More to See and Do at the Rembrandt House Museum

The Rembrandt House Museum is an essential destination for many Amsterdam visitors. Here are a few more things to keep in mind as you plan your visit.

*In addition to its rotating temporary exhibitions, the Rembrandt House Museum routinely sponsors a number of special, one-off activities. From art classes to residencies by renowned tattoo artists, there’s often something unexpected (and fun) going on here. For more information about what type of programs might be happening when you’re planning on being in town, check out the Rembrandt House Museum official website.
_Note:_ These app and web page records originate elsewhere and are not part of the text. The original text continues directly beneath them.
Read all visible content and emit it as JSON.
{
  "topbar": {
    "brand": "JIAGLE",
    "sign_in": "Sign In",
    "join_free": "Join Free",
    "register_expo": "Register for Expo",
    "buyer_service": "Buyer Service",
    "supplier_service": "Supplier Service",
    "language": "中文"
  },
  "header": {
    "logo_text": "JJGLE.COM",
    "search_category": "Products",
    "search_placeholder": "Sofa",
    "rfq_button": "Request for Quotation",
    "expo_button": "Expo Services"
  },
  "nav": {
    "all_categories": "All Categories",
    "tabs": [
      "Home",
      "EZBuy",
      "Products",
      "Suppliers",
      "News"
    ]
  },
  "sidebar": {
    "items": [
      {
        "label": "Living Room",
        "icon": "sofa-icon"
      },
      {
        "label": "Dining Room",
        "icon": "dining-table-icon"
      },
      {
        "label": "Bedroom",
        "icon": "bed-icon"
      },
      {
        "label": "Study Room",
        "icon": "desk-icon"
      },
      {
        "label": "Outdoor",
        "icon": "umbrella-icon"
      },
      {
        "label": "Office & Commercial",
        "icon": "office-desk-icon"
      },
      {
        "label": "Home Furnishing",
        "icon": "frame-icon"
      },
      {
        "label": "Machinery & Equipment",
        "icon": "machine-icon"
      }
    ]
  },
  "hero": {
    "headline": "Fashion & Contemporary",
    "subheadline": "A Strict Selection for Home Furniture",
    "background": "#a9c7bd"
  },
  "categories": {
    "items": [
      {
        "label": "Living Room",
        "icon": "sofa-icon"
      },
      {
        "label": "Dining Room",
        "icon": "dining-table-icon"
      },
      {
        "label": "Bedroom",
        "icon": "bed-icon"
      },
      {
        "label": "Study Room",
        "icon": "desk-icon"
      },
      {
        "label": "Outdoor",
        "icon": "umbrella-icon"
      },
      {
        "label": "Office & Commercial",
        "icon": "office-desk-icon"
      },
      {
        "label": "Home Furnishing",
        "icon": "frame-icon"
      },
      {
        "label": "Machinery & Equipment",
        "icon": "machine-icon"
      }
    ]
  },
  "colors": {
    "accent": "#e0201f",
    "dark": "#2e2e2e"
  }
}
•Every visitor’s admission to the Rembrandt House Museum entitles them to a complimentary multimedia guide. This audio tour is available in ten languages and is a useful way to learn more about the attraction as you move through its different spaces.

•Guided group tours of the Rembrandt House Museum are available upon request. These guided tours must be booked in advance through the museum’s website, but for guests who have a trip to Rembrandt’s House at the top of their Amsterdam to-do list, they’re a terrific way to get even more out of your visit.

•Those families visiting the Rembrandt House Museum with children under the age of ten years old will want to download an assortment of activities suitable for kids from the museum’s website. These “Young Explorer” activities are a neat way for the little ones to learn more about Rembrandt and art in an interactive fashion.

Why the Rembrandt House Museum Should Be on Your Must-See List

Rembrandt occupies a prominent position near the top of many people’s “Best Artist Ever” lists, and his powerful artistic legacy still looms large today some four centuries after he lived and worked. Perhaps nowhere is that powerful artistic legacy felt more strongly than here in Amsterdam, and any visitor with a passion for art or an interest in learning about one of the city’s most famous residents will want to experience the Rembrandt House Museum for themselves. It’s a unique place lets guests encounter Rembrandt as an artist, father, husband, and citizen of the world—all under one roof where he really went about his everyday business for two decades.